Problem to solve
Pull each line containing "Economics" out of the data and copy it.

Input data
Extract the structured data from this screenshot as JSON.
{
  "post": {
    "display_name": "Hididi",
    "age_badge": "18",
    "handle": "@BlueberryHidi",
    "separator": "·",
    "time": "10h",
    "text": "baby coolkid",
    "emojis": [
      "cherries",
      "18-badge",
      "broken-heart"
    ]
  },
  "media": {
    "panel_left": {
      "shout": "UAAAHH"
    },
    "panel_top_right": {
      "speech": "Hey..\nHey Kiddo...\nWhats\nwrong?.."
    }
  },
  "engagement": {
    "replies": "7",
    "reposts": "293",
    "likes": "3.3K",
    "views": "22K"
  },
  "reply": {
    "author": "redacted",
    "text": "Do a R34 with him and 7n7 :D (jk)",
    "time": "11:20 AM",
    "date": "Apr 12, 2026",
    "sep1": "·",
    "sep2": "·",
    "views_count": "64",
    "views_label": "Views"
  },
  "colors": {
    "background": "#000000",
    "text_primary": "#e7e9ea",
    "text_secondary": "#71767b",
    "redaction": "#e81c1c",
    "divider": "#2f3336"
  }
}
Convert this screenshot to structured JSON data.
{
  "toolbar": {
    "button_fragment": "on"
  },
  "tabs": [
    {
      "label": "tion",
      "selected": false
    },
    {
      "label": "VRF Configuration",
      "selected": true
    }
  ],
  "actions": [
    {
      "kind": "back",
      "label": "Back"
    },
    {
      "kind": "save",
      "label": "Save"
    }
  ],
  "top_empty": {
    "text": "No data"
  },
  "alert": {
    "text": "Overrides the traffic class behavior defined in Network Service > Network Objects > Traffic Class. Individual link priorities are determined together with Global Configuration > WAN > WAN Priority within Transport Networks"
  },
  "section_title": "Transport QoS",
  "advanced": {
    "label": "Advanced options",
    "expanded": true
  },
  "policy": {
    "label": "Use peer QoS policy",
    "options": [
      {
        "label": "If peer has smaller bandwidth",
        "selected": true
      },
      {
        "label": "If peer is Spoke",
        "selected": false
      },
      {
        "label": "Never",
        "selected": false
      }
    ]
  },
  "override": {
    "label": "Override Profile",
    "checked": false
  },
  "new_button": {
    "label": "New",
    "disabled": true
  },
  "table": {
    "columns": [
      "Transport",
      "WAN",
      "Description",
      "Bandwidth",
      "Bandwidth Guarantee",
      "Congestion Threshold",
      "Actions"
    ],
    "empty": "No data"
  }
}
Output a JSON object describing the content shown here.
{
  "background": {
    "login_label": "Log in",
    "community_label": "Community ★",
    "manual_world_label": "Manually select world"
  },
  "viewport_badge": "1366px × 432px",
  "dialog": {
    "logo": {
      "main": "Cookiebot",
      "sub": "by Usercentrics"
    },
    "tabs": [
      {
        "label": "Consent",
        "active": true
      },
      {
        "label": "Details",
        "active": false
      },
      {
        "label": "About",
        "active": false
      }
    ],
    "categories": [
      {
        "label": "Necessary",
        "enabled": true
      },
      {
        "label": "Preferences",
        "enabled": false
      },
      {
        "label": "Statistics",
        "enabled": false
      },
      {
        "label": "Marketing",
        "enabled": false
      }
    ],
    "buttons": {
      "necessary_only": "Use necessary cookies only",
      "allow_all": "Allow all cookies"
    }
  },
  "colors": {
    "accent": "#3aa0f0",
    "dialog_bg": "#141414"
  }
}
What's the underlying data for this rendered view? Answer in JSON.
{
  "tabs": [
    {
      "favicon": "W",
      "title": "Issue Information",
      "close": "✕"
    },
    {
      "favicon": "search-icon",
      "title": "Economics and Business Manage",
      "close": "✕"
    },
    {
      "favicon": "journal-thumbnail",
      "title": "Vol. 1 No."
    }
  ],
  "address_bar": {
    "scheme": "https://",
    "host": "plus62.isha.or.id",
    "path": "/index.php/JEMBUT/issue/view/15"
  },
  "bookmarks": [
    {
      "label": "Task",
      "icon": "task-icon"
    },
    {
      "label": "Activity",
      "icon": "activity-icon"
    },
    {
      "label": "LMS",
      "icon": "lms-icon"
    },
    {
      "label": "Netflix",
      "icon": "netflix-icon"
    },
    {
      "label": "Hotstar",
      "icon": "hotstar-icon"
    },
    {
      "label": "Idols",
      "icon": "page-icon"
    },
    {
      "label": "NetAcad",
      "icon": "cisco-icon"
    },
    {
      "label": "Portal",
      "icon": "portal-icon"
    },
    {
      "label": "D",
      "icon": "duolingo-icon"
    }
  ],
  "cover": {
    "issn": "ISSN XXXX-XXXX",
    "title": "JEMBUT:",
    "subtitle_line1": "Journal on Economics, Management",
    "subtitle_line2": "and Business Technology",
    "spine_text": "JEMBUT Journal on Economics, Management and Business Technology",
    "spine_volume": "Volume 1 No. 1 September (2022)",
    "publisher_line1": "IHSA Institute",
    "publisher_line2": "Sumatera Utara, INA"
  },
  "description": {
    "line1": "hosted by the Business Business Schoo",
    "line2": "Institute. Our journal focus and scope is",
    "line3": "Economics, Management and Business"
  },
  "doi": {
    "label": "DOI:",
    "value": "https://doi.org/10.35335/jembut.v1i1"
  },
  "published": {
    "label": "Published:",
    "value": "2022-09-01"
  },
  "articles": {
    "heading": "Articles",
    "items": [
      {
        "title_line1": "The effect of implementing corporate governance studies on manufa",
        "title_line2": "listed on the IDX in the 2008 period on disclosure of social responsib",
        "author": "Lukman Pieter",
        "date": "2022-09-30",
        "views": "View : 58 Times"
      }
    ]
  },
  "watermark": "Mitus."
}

Answer box
      "title": "Economics and Business Manage",
    "subtitle_line1": "Journal on Economics, Management",
    "spine_text": "JEMBUT Journal on Economics, Management and Business Technology",
    "line3": "Economics, Management and Business"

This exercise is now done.